–“You have the right to remain silent; anything that you say may be used against you in a court of law.  You have a right to an attorney, if you cannot afford one, one may be appointed to represent you.  Do you understand these rights?” 

We know the Miranda warnings from the many TV police shows.  But, these safeguards are enumerated in the opinion by Chief Justice Warren in Miranda v. Arizona, 384 U.S. 436, decided on June 13, 1966.    “…[T]he  prosecution may not use statements…stemming from custodial interrogation of the defendant” unless procedural safeguards are in place to “secure the right against self-incrimination.”  Id. at p. 444. 
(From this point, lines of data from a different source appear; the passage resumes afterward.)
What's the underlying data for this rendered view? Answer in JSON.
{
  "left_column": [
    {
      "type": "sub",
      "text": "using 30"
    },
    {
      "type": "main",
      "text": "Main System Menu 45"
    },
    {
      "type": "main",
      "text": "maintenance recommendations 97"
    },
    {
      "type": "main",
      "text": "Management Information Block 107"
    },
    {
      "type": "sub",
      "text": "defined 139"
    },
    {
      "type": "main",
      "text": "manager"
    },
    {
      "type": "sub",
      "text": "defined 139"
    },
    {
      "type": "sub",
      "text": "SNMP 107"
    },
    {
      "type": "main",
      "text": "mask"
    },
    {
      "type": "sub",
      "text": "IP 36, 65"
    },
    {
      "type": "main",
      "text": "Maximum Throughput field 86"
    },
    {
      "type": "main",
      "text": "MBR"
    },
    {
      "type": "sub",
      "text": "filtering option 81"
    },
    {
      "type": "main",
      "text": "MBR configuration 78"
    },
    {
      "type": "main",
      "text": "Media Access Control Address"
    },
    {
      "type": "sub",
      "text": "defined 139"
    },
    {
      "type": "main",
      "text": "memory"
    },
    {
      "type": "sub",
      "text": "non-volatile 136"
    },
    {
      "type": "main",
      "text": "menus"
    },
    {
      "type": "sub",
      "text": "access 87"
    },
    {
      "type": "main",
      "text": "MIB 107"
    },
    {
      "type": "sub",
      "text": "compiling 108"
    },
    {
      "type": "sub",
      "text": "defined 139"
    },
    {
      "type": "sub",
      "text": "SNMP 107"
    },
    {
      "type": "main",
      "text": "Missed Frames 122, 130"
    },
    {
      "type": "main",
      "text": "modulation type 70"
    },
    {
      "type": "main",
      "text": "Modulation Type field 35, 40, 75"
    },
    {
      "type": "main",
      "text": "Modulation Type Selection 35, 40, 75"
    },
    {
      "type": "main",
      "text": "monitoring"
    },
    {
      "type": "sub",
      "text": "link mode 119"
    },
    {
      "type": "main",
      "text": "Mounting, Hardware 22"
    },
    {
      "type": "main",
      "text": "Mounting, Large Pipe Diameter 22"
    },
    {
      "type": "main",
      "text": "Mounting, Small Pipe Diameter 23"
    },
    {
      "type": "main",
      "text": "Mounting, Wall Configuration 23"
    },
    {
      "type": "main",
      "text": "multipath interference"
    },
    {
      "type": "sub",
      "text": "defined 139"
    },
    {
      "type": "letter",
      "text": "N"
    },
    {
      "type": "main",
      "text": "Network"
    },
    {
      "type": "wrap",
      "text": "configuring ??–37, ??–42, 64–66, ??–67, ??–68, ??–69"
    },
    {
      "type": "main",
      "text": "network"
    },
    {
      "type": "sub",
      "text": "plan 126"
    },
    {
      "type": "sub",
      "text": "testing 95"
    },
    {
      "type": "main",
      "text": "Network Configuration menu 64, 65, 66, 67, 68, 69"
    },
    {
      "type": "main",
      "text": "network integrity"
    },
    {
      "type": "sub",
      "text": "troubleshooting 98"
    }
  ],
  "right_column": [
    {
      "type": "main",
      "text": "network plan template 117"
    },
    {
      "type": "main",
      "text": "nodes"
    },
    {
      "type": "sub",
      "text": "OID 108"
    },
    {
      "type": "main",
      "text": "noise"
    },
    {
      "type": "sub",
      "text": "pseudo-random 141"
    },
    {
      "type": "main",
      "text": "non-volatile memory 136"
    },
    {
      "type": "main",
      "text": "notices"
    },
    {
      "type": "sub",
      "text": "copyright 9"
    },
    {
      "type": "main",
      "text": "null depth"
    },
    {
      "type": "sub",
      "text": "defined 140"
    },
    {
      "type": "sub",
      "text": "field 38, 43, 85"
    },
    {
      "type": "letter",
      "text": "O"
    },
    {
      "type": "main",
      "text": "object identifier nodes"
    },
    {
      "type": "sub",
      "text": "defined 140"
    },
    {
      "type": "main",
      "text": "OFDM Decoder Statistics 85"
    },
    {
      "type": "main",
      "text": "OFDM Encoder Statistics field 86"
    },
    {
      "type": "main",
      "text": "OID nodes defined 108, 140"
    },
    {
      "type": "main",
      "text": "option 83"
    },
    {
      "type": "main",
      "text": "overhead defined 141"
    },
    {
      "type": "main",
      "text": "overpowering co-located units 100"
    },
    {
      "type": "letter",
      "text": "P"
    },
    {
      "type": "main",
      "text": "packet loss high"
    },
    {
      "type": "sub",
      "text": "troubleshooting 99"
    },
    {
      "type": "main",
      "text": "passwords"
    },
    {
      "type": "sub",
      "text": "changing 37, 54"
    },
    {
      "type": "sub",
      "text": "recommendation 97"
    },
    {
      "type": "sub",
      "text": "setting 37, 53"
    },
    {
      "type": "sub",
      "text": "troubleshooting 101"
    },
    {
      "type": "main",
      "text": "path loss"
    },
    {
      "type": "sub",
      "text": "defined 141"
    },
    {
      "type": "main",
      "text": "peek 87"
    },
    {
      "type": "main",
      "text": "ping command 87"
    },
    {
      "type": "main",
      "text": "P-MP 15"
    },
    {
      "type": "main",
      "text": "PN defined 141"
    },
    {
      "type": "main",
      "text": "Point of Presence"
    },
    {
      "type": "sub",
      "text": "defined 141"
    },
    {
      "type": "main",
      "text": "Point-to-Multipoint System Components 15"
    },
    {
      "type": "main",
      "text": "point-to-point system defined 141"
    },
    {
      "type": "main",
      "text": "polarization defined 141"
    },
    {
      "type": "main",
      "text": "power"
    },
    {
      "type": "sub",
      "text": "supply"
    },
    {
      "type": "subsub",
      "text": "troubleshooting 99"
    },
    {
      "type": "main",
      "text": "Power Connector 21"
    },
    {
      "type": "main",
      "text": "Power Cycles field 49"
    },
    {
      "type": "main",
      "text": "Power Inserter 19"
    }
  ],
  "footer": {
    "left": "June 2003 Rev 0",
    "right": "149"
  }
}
To read more about the right against self-incrimination, see Miranda:  The Story of America’s Right to Remain Silent, by Gary L. Stuart, and The Privilege of Silence:  Fifth Amendment Protections Against Self-Incrimination, by Steven M. Salky.